Task objective :: The entries below must be restated word for word.

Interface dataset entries
Segment Open
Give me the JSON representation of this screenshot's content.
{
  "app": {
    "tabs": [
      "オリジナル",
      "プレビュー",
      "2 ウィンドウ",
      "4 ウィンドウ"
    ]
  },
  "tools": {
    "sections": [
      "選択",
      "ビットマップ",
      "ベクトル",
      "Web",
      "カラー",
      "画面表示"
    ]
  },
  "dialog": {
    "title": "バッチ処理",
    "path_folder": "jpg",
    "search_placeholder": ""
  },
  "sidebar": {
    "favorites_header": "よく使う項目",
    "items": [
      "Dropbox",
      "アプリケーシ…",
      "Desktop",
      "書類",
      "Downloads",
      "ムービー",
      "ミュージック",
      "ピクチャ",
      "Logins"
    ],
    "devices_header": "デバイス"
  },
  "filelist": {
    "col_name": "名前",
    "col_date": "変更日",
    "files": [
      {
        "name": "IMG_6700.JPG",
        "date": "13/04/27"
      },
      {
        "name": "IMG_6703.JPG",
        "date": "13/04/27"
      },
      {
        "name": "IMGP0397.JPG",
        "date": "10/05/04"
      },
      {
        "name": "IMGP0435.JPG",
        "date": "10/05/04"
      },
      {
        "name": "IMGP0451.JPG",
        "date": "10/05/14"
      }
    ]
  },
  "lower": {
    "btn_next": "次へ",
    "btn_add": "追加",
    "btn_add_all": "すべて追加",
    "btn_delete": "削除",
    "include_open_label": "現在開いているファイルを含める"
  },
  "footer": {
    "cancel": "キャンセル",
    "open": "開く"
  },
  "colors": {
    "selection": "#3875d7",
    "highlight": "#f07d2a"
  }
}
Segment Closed
Your solution ::
Give me the JSON representation of this screenshot's content.
{
  "app": {
    "tabs": [
      "オリジナル",
      "プレビュー",
      "2 ウィンドウ",
      "4 ウィンドウ"
    ]
  },
  "tools": {
    "sections": [
      "選択",
      "ビットマップ",
      "ベクトル",
      "Web",
      "カラー",
      "画面表示"
    ]
  },
  "dialog": {
    "title": "バッチ処理",
    "path_folder": "jpg",
    "search_placeholder": ""
  },
  "sidebar": {
    "favorites_header": "よく使う項目",
    "items": [
      "Dropbox",
      "アプリケーシ…",
      "Desktop",
      "書類",
      "Downloads",
      "ムービー",
      "ミュージック",
      "ピクチャ",
      "Logins"
    ],
    "devices_header": "デバイス"
  },
  "filelist": {
    "col_name": "名前",
    "col_date": "変更日",
    "files": [
      {
        "name": "IMG_6700.JPG",
        "date": "13/04/27"
      },
      {
        "name": "IMG_6703.JPG",
        "date": "13/04/27"
      },
      {
        "name": "IMGP0397.JPG",
        "date": "10/05/04"
      },
      {
        "name": "IMGP0435.JPG",
        "date": "10/05/04"
      },
      {
        "name": "IMGP0451.JPG",
        "date": "10/05/14"
      }
    ]
  },
  "lower": {
    "btn_next": "次へ",
    "btn_add": "追加",
    "btn_add_all": "すべて追加",
    "btn_delete": "削除",
    "include_open_label": "現在開いているファイルを含める"
  },
  "footer": {
    "cancel": "キャンセル",
    "open": "開く"
  },
  "colors": {
    "selection": "#3875d7",
    "highlight": "#f07d2a"
  }
}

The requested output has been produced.